LONDON (May. 24)
An appeal for greater unity among British Jewish organizations in matters of national and foreign policy was voiced here today by R.N. Narvalho, president of the Anglo-Jewish Association. He pointed out that the lack of unity during the recent visit to England of Soviet Premier Bulganin and Communist Party chief Khrushchev had resulted in contradictory approaches to the Soviet leaders and the failure of Jewish groups to obtain an interview with the Soviet leaders.
In criticism of the role of the Board of Deputies of British Jews in the affair and in the problem of unity in general, Mr. Carvalho said that the failure to achieve Jewish unity in advance of the arrival of Bulganin and Khrushchev had resulted “not only in a failure, which might have been the result anyway, but in the receipt by the Russians of two largely contradictory memoranda and a most unfortunate loss of dignity and prestige which falls, not only on the Board of Deputies, but unhappily on the whole Anglo-Jewish community.”

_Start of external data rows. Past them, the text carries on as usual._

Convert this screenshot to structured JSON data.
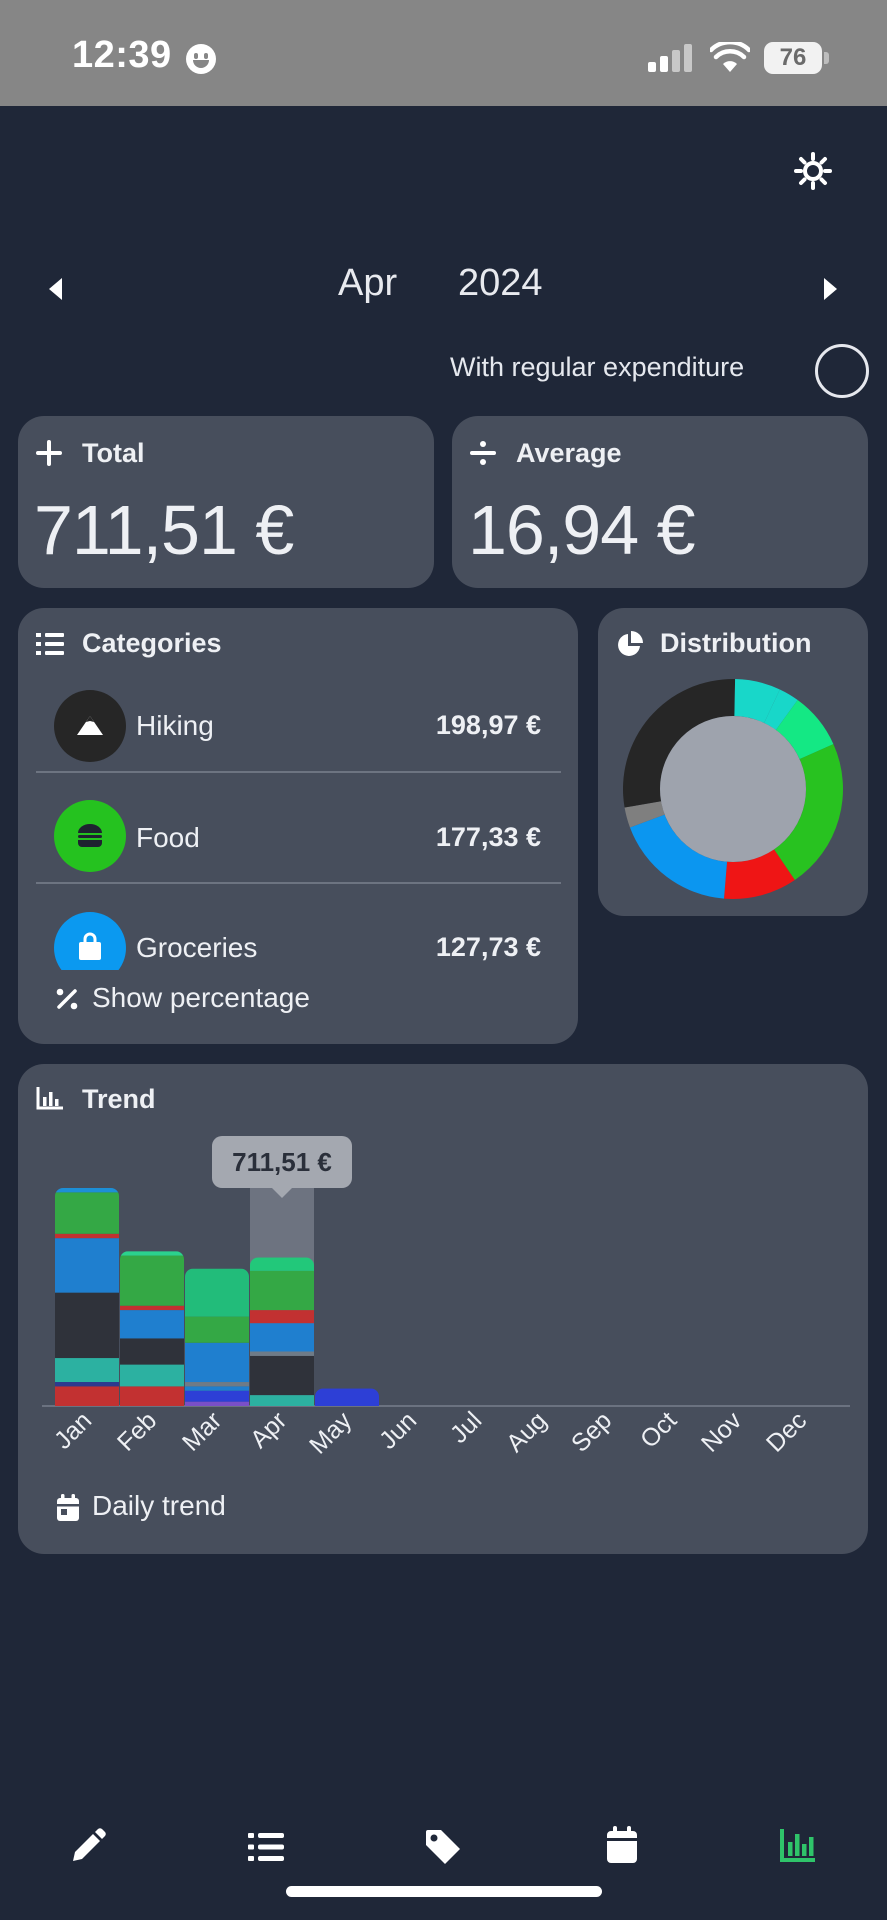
{
  "status": {
    "time": "12:39",
    "battery": "76"
  },
  "period": {
    "month": "Apr",
    "year": "2024"
  },
  "regular": {
    "label": "With regular expenditure"
  },
  "total": {
    "title": "Total",
    "value": "711,51 €"
  },
  "average": {
    "title": "Average",
    "value": "16,94 €"
  },
  "categories": {
    "title": "Categories",
    "items": [
      {
        "name": "Hiking",
        "amount": "198,97 €",
        "color": "#262626",
        "icon": "mountain-icon"
      },
      {
        "name": "Food",
        "amount": "177,33 €",
        "color": "#25c21f",
        "icon": "burger-icon"
      },
      {
        "name": "Groceries",
        "amount": "127,73 €",
        "color": "#0b99f0",
        "icon": "shopping-bag-icon"
      }
    ],
    "show_percentage": "Show percentage"
  },
  "distribution": {
    "title": "Distribution",
    "slices": [
      {
        "share": 0.03,
        "color": "#18d7c9"
      },
      {
        "share": 0.083,
        "color": "#14e884"
      },
      {
        "share": 0.222,
        "color": "#28c220"
      },
      {
        "share": 0.108,
        "color": "#ef1515"
      },
      {
        "share": 0.18,
        "color": "#0b96f0"
      },
      {
        "share": 0.03,
        "color": "#7f7f7f"
      },
      {
        "share": 0.28,
        "color": "#262626"
      },
      {
        "share": 0.067,
        "color": "#18d7c9"
      }
    ]
  },
  "trend": {
    "title": "Trend",
    "tooltip": "711,51 €",
    "daily_trend": "Daily trend"
  },
  "chart_data": {
    "type": "bar",
    "stacked": true,
    "categories": [
      "Jan",
      "Feb",
      "Mar",
      "Apr",
      "May",
      "Jun",
      "Jul",
      "Aug",
      "Sep",
      "Oct",
      "Nov",
      "Dec"
    ],
    "selected": "Apr",
    "selected_total": 711.51,
    "totals_relative": [
      1.0,
      0.71,
      0.63,
      0.681,
      0.08,
      0,
      0,
      0,
      0,
      0,
      0,
      0
    ],
    "segments": [
      [
        [
          "#c23131",
          0.09
        ],
        [
          "#2d3a8f",
          0.02
        ],
        [
          "#2cb1a1",
          0.11
        ],
        [
          "#2f323a",
          0.3
        ],
        [
          "#1f7fcf",
          0.25
        ],
        [
          "#c23131",
          0.02
        ],
        [
          "#34a845",
          0.19
        ],
        [
          "#1d8fd6",
          0.02
        ]
      ],
      [
        [
          "#c23131",
          0.09
        ],
        [
          "#2cb1a1",
          0.1
        ],
        [
          "#2f323a",
          0.12
        ],
        [
          "#1f7fcf",
          0.13
        ],
        [
          "#c23131",
          0.02
        ],
        [
          "#34a845",
          0.23
        ],
        [
          "#2bd28d",
          0.02
        ]
      ],
      [
        [
          "#7a4fc7",
          0.02
        ],
        [
          "#2d3fd6",
          0.05
        ],
        [
          "#1f7fcf",
          0.02
        ],
        [
          "#6f7b87",
          0.02
        ],
        [
          "#1f7fcf",
          0.18
        ],
        [
          "#34a845",
          0.12
        ],
        [
          "#22bc7a",
          0.22
        ]
      ],
      [
        [
          "#2cb1a1",
          0.05
        ],
        [
          "#2f323a",
          0.18
        ],
        [
          "#6f7b87",
          0.02
        ],
        [
          "#1f7fcf",
          0.13
        ],
        [
          "#c23131",
          0.06
        ],
        [
          "#34a845",
          0.18
        ],
        [
          "#22c87a",
          0.061
        ]
      ],
      [
        [
          "#2d3fd6",
          0.08
        ]
      ]
    ]
  },
  "tabs": [
    {
      "icon": "pencil-icon",
      "active": false
    },
    {
      "icon": "list-icon",
      "active": false
    },
    {
      "icon": "tag-icon",
      "active": false
    },
    {
      "icon": "calendar-icon",
      "active": false
    },
    {
      "icon": "chart-icon",
      "active": true
    }
  ]
}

The AJA leader insisted that the visit of the Soviet chiefs would have been an appropriate occasion for the Board of Deputies “to have buried any rancor and ill feeling which may have existed from previous attempts at cooperation between Anglo-Jewish bodies and to have displayed good will and diplomacy in attempting to establish at least a degree of unity as far as the Russian situation was concerned.” He scored the Board’s failure to call a roundtable conference of Anglo-Jewish groups to “discuss what was best not for us but for the Jews of Eastern Europe” since there were clear indications that “only a joint delegation stood even a remote chance of being granted an interview” with the Soviet leaders.